------ Provided information
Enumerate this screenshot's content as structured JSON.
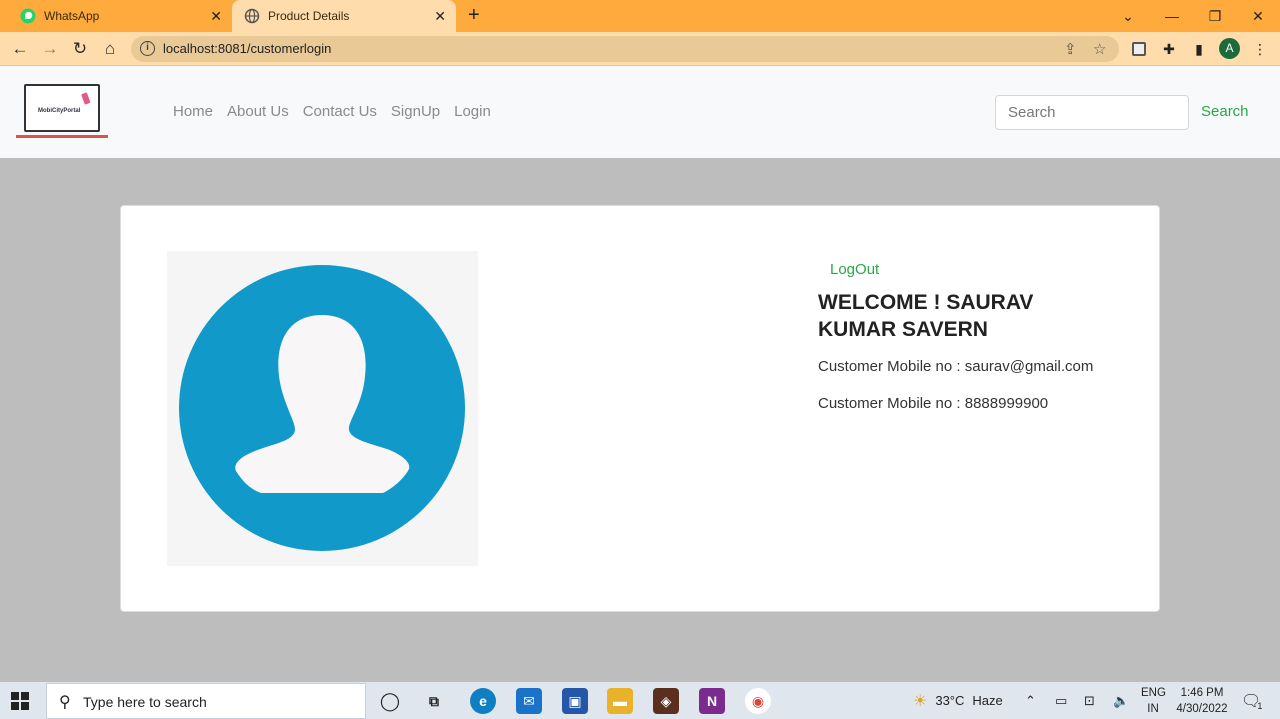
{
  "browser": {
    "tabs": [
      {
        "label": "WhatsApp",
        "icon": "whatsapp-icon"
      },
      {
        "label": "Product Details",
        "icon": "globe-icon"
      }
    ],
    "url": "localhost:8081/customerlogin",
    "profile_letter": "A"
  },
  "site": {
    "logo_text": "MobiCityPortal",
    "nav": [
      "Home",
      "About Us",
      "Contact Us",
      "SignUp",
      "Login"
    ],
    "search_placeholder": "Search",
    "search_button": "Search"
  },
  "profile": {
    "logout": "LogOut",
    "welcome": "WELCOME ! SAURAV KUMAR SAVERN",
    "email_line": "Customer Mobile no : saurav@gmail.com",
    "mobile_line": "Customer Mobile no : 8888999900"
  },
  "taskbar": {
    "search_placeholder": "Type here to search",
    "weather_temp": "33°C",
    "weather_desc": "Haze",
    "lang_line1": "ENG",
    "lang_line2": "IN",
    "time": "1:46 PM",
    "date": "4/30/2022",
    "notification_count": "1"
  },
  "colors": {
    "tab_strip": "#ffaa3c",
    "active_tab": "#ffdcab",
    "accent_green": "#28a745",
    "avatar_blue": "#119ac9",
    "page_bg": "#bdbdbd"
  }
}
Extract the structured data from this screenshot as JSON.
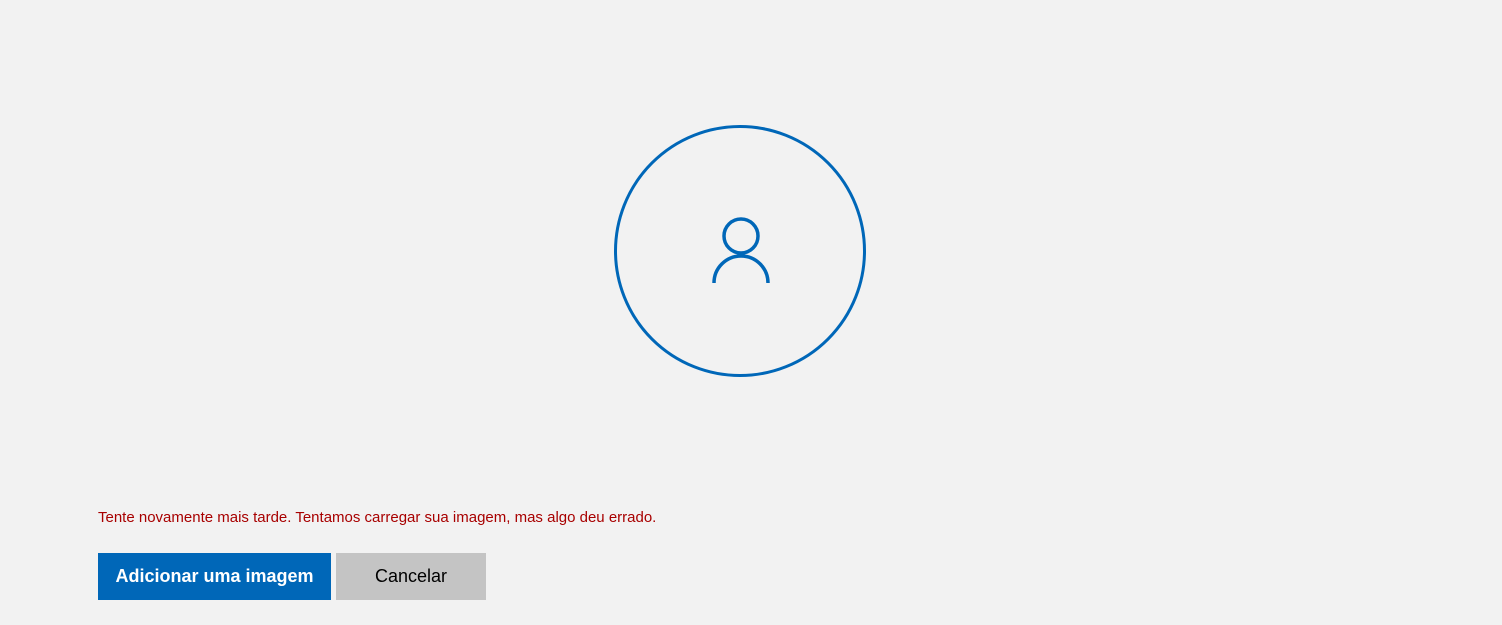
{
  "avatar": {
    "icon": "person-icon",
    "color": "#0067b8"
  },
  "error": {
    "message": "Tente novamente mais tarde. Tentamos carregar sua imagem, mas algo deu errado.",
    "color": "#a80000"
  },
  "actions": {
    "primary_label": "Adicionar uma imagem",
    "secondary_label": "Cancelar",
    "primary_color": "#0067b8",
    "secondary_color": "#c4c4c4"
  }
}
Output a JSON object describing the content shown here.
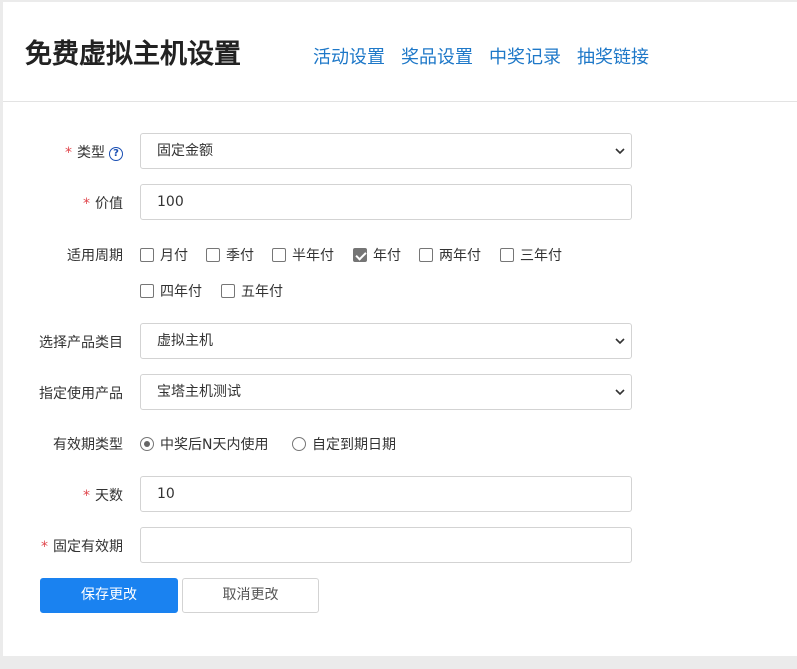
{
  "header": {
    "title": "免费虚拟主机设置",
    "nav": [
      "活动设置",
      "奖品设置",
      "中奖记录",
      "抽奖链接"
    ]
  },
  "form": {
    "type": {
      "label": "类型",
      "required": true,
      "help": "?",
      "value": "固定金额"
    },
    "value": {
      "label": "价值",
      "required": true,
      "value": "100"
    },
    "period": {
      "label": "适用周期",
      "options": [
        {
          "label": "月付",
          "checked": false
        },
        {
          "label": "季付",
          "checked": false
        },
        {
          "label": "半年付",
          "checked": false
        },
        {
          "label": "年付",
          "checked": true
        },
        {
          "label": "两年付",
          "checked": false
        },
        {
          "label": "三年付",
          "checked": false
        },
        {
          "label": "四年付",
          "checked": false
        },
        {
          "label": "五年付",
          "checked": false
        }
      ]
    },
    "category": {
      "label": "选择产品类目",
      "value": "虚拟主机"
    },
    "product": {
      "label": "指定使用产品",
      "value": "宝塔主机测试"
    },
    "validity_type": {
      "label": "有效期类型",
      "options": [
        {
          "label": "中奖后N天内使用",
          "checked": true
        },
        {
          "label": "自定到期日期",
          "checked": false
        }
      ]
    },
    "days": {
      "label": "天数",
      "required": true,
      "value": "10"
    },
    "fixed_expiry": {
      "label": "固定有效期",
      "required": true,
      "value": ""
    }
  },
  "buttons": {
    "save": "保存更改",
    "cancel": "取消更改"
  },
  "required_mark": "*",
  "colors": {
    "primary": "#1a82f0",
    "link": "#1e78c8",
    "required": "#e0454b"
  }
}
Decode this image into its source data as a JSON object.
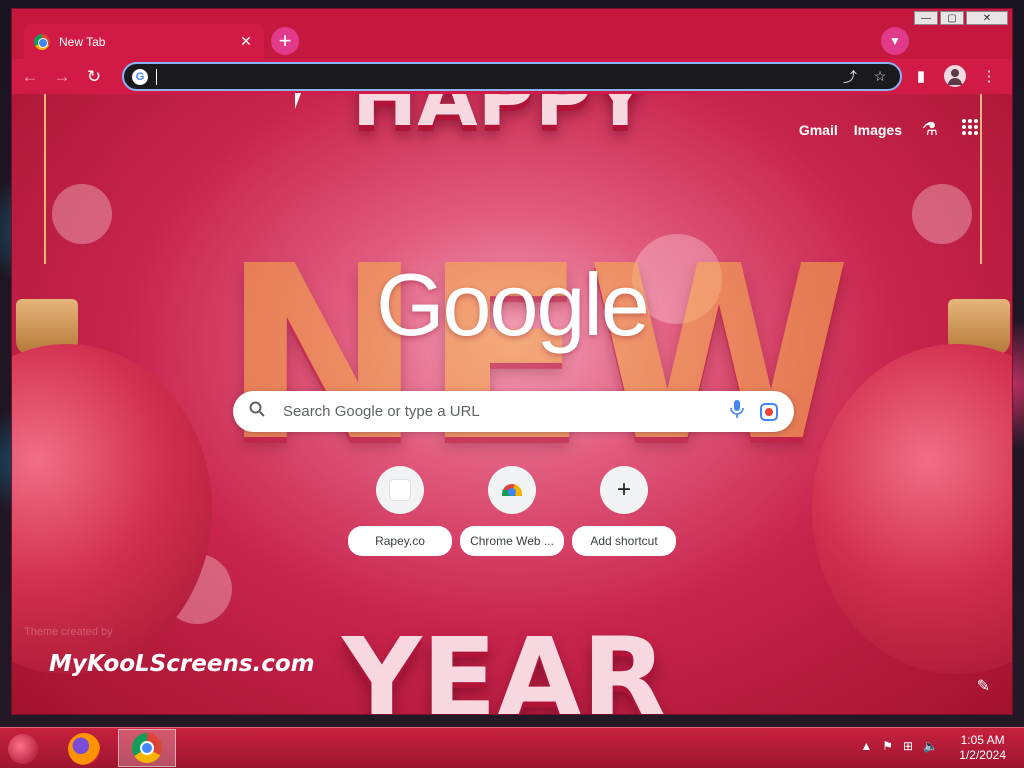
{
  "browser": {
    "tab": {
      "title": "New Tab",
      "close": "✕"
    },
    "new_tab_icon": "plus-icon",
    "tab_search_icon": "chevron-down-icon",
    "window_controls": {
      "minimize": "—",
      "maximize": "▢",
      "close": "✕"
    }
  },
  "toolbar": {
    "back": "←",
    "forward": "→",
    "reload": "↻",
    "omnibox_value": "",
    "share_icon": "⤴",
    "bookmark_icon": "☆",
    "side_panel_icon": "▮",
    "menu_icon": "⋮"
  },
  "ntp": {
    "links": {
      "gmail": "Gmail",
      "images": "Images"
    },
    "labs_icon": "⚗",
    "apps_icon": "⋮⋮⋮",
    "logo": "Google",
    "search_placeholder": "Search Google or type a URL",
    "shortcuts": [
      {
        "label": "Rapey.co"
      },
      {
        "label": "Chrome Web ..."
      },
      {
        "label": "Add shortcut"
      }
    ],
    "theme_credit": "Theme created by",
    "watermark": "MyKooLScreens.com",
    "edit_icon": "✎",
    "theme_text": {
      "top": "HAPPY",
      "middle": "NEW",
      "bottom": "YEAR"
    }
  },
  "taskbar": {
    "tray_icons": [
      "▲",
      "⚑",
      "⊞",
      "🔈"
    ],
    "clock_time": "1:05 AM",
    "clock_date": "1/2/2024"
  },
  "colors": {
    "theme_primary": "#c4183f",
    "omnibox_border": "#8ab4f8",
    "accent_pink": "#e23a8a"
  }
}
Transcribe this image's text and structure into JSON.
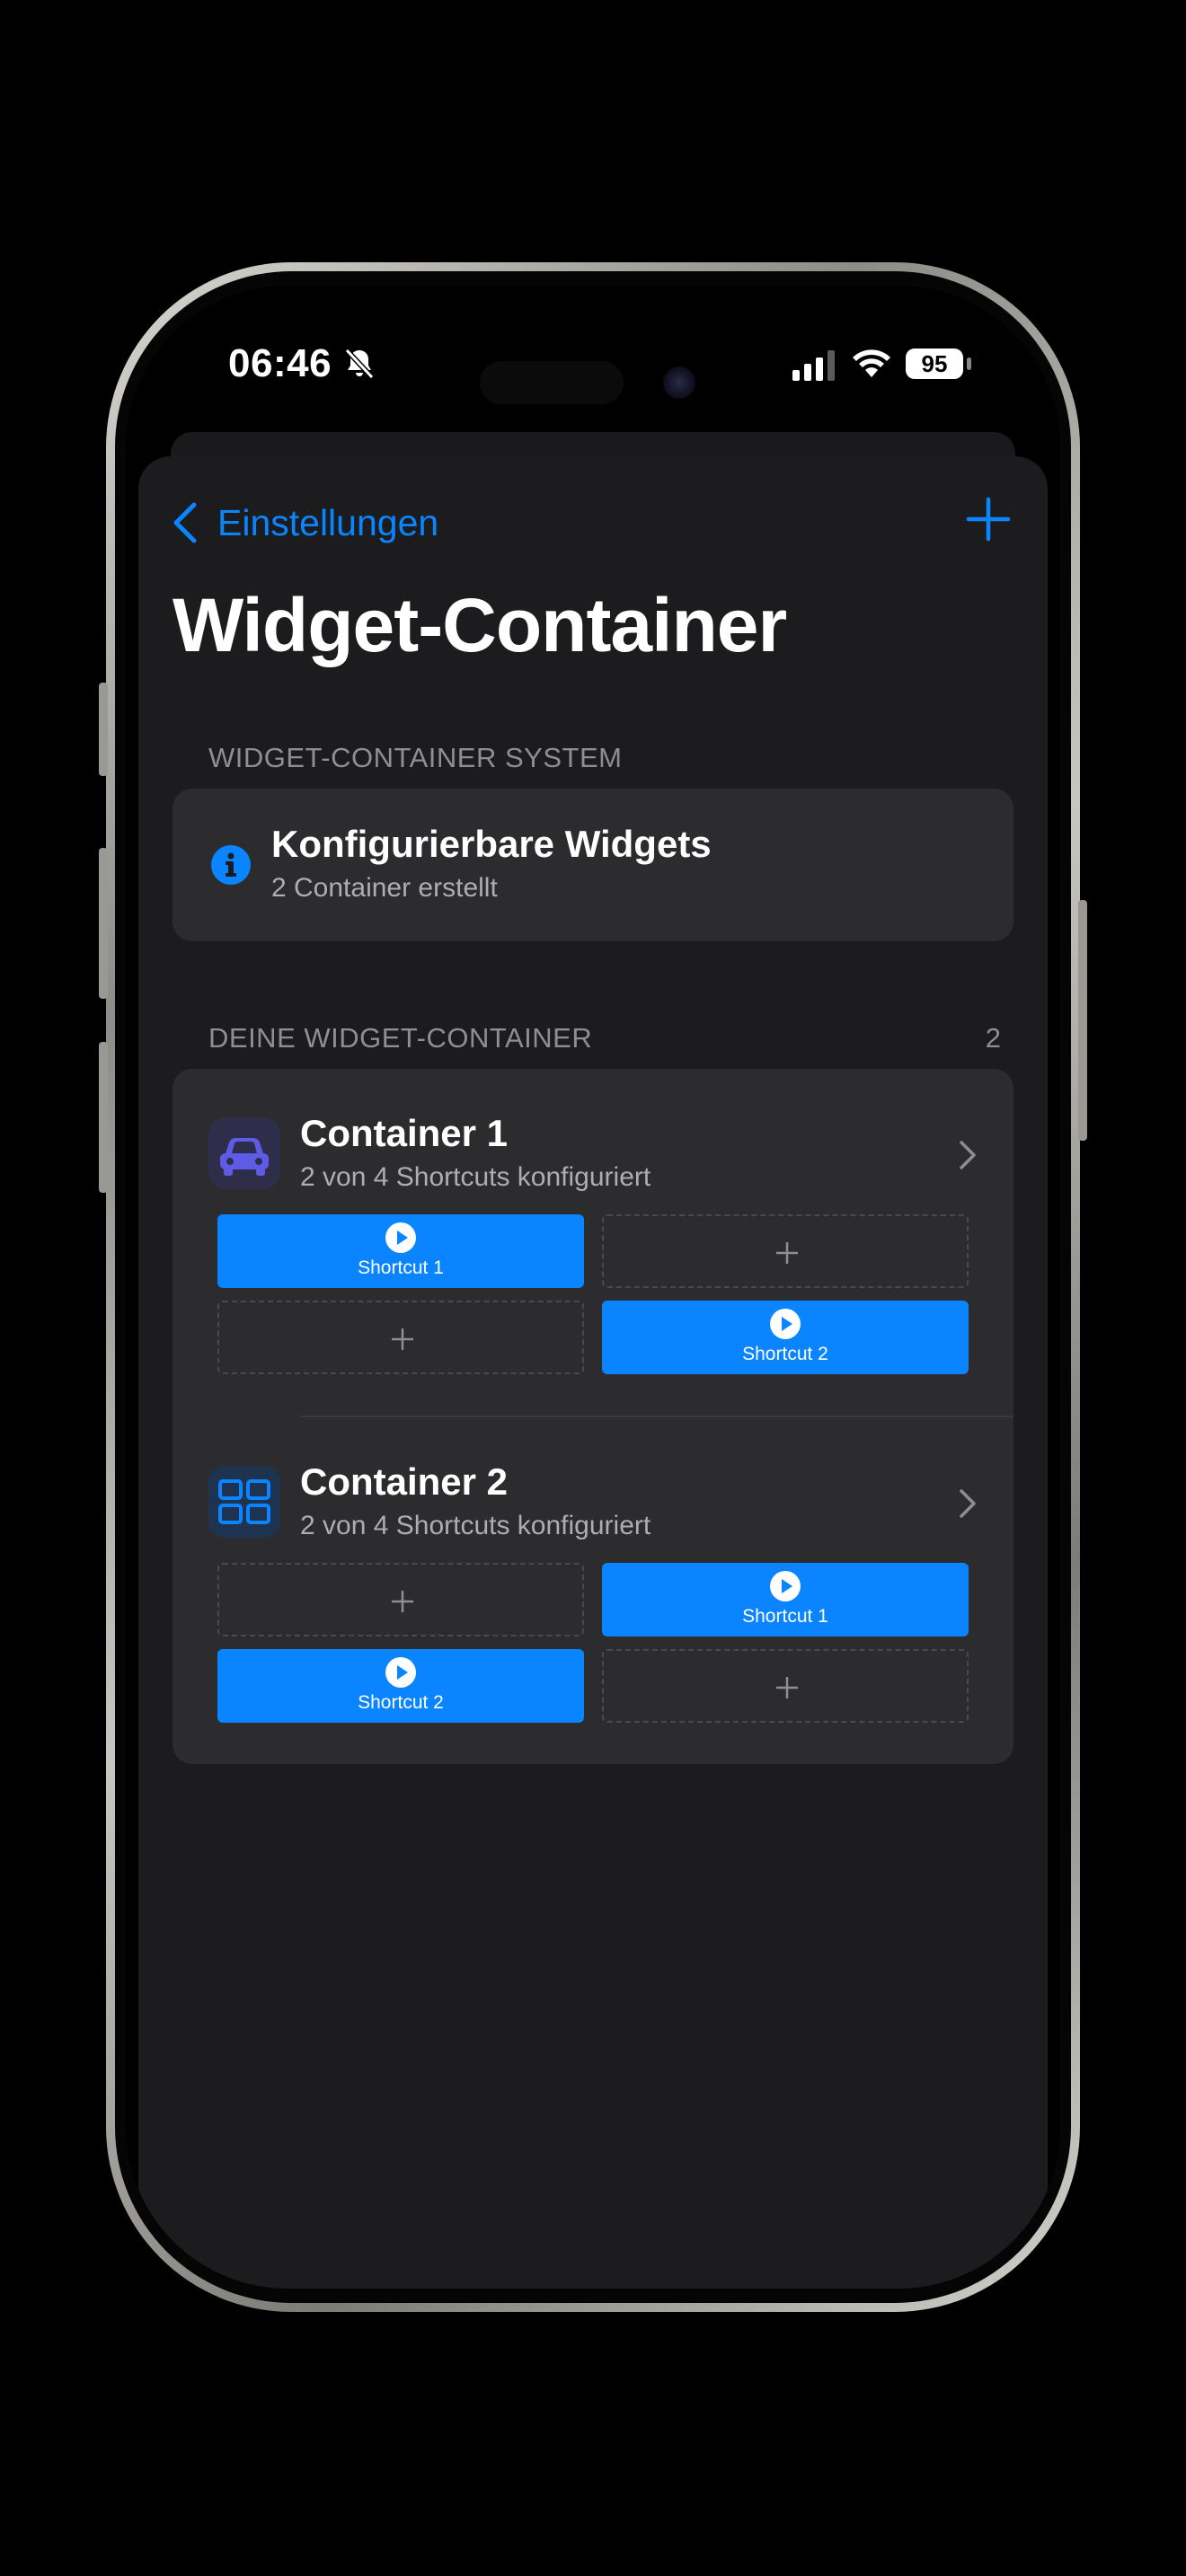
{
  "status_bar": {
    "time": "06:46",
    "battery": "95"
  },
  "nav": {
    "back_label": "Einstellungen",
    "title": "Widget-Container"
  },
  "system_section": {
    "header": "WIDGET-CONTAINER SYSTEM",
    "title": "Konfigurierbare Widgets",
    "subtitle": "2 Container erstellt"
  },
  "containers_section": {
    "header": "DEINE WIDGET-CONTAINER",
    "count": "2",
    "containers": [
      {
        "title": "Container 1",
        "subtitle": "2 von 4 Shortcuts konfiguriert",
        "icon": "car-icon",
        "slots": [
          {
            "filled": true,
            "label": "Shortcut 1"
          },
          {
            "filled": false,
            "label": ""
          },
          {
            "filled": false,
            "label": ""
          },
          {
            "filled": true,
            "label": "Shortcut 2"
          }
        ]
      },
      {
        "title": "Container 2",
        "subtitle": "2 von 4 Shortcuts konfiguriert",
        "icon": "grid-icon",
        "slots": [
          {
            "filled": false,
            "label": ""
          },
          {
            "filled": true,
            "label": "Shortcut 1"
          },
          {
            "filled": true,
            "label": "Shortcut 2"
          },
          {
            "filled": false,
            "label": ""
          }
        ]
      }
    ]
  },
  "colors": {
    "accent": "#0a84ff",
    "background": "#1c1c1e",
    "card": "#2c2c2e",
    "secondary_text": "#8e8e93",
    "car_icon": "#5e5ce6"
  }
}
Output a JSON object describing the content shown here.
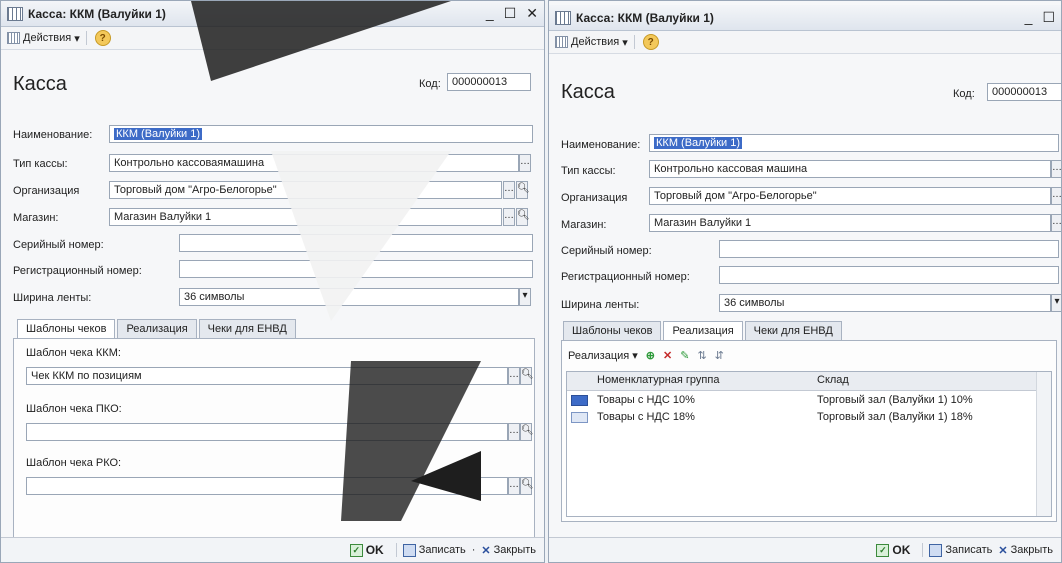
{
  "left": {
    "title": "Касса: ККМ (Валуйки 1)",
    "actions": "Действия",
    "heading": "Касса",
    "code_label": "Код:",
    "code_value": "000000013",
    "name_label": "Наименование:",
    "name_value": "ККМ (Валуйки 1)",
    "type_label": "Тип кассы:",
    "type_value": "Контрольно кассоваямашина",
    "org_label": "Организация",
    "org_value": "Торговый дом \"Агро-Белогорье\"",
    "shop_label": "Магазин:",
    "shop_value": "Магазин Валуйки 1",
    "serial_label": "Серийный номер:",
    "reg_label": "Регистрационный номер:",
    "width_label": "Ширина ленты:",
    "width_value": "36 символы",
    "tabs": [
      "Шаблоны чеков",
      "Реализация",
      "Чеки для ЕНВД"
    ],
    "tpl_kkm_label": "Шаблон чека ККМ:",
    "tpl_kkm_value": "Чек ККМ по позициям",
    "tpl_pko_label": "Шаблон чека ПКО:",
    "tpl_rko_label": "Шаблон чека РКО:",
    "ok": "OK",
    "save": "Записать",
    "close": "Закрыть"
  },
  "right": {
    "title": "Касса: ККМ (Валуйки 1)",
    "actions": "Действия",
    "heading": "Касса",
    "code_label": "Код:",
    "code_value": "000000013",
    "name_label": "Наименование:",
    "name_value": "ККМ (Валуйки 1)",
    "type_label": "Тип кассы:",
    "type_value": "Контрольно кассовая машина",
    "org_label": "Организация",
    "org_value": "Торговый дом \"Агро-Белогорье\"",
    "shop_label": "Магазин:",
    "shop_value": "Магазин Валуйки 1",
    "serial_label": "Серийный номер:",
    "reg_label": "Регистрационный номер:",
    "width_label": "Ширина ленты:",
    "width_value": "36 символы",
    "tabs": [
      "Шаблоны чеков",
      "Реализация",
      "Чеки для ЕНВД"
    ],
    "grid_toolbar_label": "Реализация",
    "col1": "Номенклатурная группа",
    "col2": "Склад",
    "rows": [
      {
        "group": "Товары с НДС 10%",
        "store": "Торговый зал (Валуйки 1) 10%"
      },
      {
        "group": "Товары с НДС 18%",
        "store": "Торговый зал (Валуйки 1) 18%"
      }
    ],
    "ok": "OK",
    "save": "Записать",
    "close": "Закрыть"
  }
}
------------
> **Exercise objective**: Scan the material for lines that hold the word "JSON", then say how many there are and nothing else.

> **Output for this task**: 6